EXERCISE DETAILS |
Repeat verbatim every line of the material, beginning at the line that holds "Output a JSON" and ending at its last line.

DATA |
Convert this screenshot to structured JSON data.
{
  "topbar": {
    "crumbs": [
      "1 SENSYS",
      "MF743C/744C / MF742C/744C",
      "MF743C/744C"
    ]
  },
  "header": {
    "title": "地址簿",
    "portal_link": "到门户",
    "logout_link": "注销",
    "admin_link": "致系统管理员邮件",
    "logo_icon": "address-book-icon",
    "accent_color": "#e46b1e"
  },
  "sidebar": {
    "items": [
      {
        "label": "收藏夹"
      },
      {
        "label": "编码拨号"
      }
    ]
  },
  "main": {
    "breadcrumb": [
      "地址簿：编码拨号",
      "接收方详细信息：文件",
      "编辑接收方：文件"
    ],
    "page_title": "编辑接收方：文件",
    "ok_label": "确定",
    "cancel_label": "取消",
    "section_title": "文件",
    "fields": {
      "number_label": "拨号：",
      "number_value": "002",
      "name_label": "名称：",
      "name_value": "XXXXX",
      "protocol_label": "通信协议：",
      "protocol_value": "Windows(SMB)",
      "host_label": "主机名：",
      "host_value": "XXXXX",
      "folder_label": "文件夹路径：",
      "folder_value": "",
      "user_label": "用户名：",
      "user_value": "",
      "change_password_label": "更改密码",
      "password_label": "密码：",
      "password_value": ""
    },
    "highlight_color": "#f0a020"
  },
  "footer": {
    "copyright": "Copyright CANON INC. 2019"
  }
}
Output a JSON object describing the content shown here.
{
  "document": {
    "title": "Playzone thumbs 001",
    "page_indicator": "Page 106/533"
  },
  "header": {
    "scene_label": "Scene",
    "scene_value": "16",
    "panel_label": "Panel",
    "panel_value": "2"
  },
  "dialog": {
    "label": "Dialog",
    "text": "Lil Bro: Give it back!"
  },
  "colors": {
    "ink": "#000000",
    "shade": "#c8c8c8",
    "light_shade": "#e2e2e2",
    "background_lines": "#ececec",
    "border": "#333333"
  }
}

RESULT |
Output a JSON object describing the content shown here.
{
  "document": {
    "title": "Playzone thumbs 001",
    "page_indicator": "Page 106/533"
  },
  "header": {
    "scene_label": "Scene",
    "scene_value": "16",
    "panel_label": "Panel",
    "panel_value": "2"
  },
  "dialog": {
    "label": "Dialog",
    "text": "Lil Bro: Give it back!"
  },
  "colors": {
    "ink": "#000000",
    "shade": "#c8c8c8",
    "light_shade": "#e2e2e2",
    "background_lines": "#ececec",
    "border": "#333333"
  }
}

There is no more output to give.